*** Opening of Data supplied ***
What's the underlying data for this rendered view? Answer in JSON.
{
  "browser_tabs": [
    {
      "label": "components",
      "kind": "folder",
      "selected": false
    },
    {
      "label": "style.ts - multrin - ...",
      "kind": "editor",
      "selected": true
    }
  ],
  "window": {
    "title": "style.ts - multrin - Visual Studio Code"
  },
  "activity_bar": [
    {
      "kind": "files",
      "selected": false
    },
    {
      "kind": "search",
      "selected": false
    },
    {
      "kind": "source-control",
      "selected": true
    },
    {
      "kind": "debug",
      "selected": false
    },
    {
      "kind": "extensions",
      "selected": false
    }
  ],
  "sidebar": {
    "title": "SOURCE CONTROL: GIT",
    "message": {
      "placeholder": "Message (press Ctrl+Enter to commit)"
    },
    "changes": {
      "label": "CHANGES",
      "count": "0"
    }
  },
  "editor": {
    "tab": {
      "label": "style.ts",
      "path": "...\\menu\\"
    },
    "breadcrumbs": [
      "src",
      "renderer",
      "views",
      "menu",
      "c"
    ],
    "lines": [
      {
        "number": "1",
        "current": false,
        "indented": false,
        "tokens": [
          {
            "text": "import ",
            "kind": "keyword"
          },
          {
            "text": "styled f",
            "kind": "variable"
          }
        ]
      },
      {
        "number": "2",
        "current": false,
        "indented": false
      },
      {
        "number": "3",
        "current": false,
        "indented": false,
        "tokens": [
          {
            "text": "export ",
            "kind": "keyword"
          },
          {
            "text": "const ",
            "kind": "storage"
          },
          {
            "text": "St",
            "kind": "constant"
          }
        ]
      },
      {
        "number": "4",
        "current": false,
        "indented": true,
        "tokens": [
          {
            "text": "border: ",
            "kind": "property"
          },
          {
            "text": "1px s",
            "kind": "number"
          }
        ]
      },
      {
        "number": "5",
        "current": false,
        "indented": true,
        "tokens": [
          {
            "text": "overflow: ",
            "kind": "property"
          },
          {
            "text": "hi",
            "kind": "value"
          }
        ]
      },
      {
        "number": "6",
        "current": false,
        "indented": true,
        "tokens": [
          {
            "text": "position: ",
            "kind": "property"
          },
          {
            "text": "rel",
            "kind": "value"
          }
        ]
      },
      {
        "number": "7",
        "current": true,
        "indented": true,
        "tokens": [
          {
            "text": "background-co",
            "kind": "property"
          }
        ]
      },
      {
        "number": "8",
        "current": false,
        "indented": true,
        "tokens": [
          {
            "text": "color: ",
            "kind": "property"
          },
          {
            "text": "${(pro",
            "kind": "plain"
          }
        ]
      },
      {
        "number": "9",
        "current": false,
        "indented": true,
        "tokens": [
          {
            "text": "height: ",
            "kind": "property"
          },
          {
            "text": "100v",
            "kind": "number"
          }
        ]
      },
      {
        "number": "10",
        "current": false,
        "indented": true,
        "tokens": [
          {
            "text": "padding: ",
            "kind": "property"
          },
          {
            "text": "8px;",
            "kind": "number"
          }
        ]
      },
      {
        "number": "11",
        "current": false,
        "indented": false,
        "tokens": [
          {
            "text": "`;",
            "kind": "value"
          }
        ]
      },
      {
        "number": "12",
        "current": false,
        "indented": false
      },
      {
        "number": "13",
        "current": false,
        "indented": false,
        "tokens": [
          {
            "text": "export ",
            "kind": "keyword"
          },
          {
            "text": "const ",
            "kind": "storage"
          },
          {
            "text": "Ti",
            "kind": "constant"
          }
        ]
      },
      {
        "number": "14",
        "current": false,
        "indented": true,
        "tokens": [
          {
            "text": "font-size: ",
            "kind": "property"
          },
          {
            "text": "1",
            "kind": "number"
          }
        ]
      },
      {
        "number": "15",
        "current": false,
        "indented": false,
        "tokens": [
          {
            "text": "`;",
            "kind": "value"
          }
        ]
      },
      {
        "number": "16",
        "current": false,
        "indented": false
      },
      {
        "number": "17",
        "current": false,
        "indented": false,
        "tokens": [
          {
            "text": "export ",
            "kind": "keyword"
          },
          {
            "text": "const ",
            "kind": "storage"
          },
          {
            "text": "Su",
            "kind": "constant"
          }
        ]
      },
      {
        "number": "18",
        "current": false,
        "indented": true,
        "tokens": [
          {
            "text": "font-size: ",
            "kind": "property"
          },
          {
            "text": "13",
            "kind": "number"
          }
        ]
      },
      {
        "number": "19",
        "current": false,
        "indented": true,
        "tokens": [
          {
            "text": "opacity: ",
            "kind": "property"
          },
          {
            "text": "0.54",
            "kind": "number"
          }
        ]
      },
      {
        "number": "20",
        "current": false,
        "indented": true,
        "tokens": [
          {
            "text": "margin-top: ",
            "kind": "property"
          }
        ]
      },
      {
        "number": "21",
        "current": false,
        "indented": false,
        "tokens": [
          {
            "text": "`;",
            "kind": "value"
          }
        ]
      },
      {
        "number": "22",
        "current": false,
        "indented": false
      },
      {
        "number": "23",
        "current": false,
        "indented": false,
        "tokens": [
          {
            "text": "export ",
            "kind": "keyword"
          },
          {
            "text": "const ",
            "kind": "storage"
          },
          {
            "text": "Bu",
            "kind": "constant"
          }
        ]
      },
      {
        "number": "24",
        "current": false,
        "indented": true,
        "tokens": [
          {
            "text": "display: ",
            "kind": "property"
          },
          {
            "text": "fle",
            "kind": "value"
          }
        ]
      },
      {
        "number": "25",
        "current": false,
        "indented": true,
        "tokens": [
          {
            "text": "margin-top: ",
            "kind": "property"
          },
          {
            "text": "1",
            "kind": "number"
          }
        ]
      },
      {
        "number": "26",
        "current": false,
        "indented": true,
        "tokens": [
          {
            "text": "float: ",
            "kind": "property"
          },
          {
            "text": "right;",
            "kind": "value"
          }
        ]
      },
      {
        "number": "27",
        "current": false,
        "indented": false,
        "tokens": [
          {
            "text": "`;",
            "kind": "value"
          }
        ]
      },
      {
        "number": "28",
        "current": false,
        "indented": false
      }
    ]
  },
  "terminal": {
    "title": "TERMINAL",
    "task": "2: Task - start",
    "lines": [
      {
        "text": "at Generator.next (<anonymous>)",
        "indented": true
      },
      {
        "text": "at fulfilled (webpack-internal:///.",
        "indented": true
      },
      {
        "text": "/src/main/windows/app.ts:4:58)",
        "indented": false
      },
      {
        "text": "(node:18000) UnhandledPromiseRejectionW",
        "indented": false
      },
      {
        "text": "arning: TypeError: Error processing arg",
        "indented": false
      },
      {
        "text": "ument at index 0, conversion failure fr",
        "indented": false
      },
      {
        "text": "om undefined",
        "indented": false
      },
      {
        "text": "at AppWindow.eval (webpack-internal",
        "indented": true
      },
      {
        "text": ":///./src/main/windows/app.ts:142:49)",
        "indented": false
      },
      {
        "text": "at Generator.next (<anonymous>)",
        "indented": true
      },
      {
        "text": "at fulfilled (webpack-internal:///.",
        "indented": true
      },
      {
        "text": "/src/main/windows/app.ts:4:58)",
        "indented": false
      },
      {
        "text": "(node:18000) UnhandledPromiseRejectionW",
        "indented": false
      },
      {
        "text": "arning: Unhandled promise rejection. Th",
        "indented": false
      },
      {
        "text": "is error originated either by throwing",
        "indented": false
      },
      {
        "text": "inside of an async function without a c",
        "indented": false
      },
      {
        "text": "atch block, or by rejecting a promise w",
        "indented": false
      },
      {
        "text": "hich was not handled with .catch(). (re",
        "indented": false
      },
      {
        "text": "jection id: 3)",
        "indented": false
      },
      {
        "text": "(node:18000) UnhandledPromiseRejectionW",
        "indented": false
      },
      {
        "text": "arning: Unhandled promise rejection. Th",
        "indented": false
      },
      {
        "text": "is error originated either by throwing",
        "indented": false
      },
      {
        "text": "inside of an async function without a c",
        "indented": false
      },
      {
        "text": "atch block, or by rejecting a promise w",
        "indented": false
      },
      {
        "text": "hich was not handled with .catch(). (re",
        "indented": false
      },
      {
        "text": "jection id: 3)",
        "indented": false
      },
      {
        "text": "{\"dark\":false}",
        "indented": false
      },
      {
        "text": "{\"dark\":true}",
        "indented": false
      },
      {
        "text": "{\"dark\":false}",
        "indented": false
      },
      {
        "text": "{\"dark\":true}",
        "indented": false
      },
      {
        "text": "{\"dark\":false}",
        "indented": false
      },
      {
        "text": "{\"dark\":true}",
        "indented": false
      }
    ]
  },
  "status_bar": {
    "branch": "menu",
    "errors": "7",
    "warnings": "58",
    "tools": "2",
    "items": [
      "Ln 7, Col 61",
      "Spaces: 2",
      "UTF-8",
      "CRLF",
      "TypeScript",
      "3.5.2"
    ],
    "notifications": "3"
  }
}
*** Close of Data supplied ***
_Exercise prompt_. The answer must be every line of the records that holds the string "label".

_Exercise solution_.
      "label": "components",
      "label": "style.ts - multrin - ...",
      "label": "CHANGES",
      "label": "style.ts",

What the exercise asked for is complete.